───── SUPPLIED INFORMATION

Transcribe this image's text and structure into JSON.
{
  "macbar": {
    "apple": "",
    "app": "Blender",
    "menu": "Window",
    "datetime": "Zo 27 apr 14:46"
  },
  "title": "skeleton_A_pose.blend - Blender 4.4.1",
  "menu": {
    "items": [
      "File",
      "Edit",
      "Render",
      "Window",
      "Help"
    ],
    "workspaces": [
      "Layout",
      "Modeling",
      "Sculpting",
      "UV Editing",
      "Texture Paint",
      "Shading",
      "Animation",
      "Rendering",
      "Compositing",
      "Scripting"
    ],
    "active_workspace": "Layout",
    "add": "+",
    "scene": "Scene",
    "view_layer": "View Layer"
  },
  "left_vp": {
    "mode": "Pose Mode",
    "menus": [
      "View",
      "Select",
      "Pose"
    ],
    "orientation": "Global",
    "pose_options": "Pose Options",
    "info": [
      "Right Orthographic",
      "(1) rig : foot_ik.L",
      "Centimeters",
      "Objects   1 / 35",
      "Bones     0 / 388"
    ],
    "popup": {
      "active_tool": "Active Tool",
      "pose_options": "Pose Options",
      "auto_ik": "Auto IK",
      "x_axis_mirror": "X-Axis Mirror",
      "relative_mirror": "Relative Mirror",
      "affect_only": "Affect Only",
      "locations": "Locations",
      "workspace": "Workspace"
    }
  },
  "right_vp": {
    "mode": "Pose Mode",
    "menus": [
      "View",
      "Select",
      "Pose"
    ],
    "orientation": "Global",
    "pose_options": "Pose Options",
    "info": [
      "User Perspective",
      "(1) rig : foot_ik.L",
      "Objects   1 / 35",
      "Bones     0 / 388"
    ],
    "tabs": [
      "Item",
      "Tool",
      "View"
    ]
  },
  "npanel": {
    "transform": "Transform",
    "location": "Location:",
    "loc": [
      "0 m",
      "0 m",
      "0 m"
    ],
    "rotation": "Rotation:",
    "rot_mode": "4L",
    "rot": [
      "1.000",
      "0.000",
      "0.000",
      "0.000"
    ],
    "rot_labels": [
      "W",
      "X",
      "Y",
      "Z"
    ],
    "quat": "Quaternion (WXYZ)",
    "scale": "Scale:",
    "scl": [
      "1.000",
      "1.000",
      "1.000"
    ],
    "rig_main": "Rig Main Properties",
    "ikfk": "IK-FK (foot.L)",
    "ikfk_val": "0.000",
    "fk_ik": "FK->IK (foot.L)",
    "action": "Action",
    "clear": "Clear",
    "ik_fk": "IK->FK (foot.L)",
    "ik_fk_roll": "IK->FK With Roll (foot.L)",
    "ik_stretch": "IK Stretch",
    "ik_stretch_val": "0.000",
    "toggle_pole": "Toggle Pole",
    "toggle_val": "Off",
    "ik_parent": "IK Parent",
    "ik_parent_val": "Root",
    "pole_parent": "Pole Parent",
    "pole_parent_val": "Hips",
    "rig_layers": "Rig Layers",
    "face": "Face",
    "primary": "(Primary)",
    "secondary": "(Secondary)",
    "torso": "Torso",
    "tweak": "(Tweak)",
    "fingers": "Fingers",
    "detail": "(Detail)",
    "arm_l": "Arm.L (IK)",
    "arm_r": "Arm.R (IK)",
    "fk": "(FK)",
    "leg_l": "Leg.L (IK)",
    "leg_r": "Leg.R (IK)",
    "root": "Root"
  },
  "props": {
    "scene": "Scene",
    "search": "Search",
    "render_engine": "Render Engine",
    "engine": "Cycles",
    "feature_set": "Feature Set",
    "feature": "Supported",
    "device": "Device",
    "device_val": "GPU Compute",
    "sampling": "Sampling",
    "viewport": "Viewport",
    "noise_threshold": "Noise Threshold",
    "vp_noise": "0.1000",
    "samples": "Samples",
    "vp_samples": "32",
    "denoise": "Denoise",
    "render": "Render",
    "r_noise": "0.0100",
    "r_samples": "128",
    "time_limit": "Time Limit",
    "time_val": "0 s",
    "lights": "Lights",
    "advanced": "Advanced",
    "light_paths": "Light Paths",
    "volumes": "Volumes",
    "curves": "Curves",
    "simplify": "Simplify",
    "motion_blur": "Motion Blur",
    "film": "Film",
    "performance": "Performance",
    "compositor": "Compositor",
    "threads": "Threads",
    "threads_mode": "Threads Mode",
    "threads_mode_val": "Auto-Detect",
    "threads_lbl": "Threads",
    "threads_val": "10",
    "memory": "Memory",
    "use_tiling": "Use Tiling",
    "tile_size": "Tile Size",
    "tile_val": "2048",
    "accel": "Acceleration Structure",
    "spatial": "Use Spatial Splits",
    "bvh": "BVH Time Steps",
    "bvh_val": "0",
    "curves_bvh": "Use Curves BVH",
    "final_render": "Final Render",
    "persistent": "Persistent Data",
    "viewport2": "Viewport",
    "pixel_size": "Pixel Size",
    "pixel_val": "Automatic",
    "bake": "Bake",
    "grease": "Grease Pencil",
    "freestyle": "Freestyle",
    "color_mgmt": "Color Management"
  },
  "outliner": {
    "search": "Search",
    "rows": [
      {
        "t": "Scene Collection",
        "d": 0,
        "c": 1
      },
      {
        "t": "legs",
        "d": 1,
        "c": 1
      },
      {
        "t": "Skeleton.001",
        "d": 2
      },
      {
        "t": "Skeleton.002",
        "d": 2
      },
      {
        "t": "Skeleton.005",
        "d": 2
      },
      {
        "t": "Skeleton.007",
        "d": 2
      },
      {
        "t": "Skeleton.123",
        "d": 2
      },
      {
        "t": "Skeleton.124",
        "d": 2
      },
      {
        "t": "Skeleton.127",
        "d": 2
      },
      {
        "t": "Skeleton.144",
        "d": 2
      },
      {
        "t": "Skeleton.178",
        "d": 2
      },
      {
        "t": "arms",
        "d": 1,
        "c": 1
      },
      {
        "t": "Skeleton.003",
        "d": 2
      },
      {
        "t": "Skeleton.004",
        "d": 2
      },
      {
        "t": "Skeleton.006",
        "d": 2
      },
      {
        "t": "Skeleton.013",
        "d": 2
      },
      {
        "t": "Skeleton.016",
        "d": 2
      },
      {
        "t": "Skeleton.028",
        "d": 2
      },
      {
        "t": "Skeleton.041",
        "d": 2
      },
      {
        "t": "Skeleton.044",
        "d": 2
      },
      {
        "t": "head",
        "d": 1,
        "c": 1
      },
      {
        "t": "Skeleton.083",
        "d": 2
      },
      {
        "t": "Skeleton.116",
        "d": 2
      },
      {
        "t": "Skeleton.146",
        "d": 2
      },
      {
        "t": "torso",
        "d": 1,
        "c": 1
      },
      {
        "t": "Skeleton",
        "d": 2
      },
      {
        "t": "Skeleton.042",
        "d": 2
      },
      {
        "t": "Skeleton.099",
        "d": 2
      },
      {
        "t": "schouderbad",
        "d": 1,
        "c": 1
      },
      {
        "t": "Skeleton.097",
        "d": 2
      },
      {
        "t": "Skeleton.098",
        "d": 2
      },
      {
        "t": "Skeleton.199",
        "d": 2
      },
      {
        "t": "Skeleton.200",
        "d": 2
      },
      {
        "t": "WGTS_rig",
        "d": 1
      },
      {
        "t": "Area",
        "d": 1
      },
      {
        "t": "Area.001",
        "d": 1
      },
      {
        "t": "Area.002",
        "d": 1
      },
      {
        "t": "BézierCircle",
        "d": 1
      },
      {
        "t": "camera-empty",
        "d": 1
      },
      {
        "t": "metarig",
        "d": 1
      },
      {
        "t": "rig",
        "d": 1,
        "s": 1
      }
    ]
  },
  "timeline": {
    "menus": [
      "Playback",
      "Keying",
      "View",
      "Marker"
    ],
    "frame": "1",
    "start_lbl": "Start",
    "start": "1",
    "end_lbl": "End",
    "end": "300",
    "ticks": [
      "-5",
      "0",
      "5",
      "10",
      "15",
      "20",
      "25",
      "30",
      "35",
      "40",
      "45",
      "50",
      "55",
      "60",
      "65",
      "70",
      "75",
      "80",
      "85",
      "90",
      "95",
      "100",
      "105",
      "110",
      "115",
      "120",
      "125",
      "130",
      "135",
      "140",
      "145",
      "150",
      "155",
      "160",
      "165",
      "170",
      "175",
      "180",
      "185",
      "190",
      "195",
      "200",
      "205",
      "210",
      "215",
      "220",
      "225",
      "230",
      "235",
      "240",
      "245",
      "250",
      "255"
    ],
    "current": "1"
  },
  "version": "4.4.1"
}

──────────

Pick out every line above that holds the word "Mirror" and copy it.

> **SOLVED PROBLEM**:
      "x_axis_mirror": "X-Axis Mirror",
      "relative_mirror": "Relative Mirror",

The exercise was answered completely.